Private Sector Audited Accounts – We can be sure that those exist at the Private Sector level and are made available in a timely manner to the shareholders and stakeholders of those companies. No Chief in that arena could survive a failure to produce audited accounts in the required manner – that would be grounds for instant dismissal, for cause and without compensation. Of course there is no way a Private Sector Chief could ever refuse to provide those records to its shareholders and stakeholders;
Public Sector Audited Accounts – These are never available, for whatever reason. The Public Sector Chiefs routinely fail to produce these records and even when formal requests are made via the Freedom of Information Act, those are refused. No Chief in that Public Sector arena has ever been removed or disciplined for their flagrant failure/refusal to account;
The "Big Lie" is a propaganda technique referred to by Adolf Hitler in Mein Kampf, where a "colossal untruth" is stated and repeated as if it must be true, in order to influence a discussion in a direction that takes the lie for granted, rather than critically questioning it
The concerted attempts to sell the Tobago Sandals project were driven by high-level Public Officials who repeatedly assured the public that the existing arrangements for the three State-owned hotels were working satisfactorily. So much so that we should be pleased that the existing arrangements were to be adopted for the new project. The two main promoters were PM, Dr Keith Rowley and the Minister in the Office of the PM, Stuart Young.
Of course, we now know, due to the unplanned publication of that Tobago Sandals MoU, what were the terms and conditions on which the State intended to engage that project.
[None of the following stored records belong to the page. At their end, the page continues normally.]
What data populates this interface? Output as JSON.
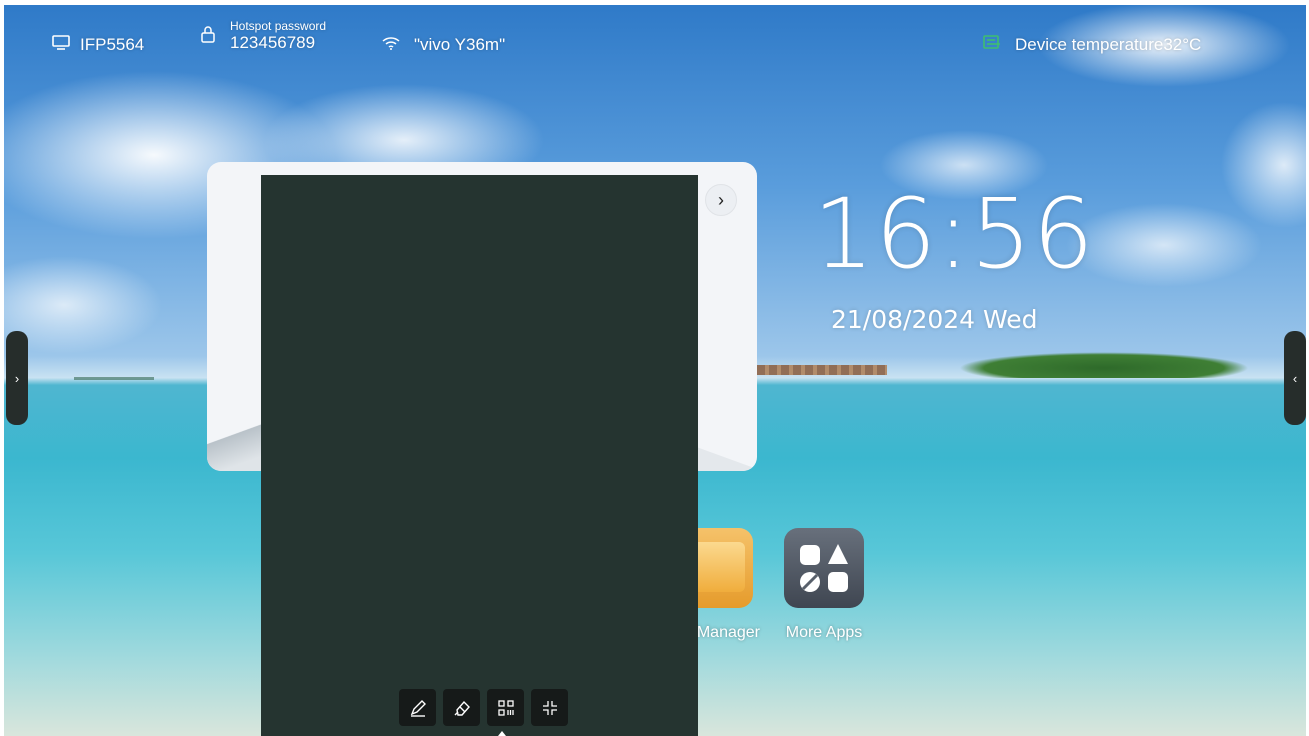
{
  "status_bar": {
    "device_name": "IFP5564",
    "hotspot_label": "Hotspot password",
    "hotspot_password": "123456789",
    "wifi_name": "\"vivo Y36m\"",
    "temperature_text": "Device temperature32°C",
    "icons": [
      "screen-icon",
      "lock-icon",
      "wifi-icon",
      "temperature-icon"
    ],
    "temperature_icon_color": "#3fbf6f"
  },
  "clock": {
    "time": "16:56",
    "date": "21/08/2024 Wed"
  },
  "side_handles": {
    "left_glyph": "›",
    "right_glyph": "‹"
  },
  "widget": {
    "next_glyph": "›"
  },
  "apps": [
    {
      "label": "Manager",
      "icon": "folder-icon"
    },
    {
      "label": "More Apps",
      "icon": "more-apps-icon"
    }
  ],
  "whiteboard": {
    "background_color": "#253430",
    "tools": [
      "pen-icon",
      "eraser-icon",
      "qr-code-icon",
      "exit-fullscreen-icon"
    ]
  }
}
No other hotelier had ever had a deal like that.
But there is a deeper series of official conversations on these existing State-owned hotels which need to be spotlighted so that a better view can be had as to ‘Who is Who and What is What’.
If that phrasing sounds over-imaginative and gross, just consider these proposals for Tobago Sandals…
The previous article stated the bare facts about this large-scale development and placed those for consideration. The response, online and elsewhere, was such that I am now going to set out the main arguments being used by the promoters of this project and place those for consideration.
What is ultimately at stake here is the right of our Public Officials to negotiate these large-scale projects, in secret and on our behalf. The promoters of this project are claiming that intangible but substantial element, the Benefit of the Doubt. This article will examine the merit of those claims for the Benefit of the Doubt. Continue reading “Property Matters – the Benefit of the Doubt for Tobago Sandals?”→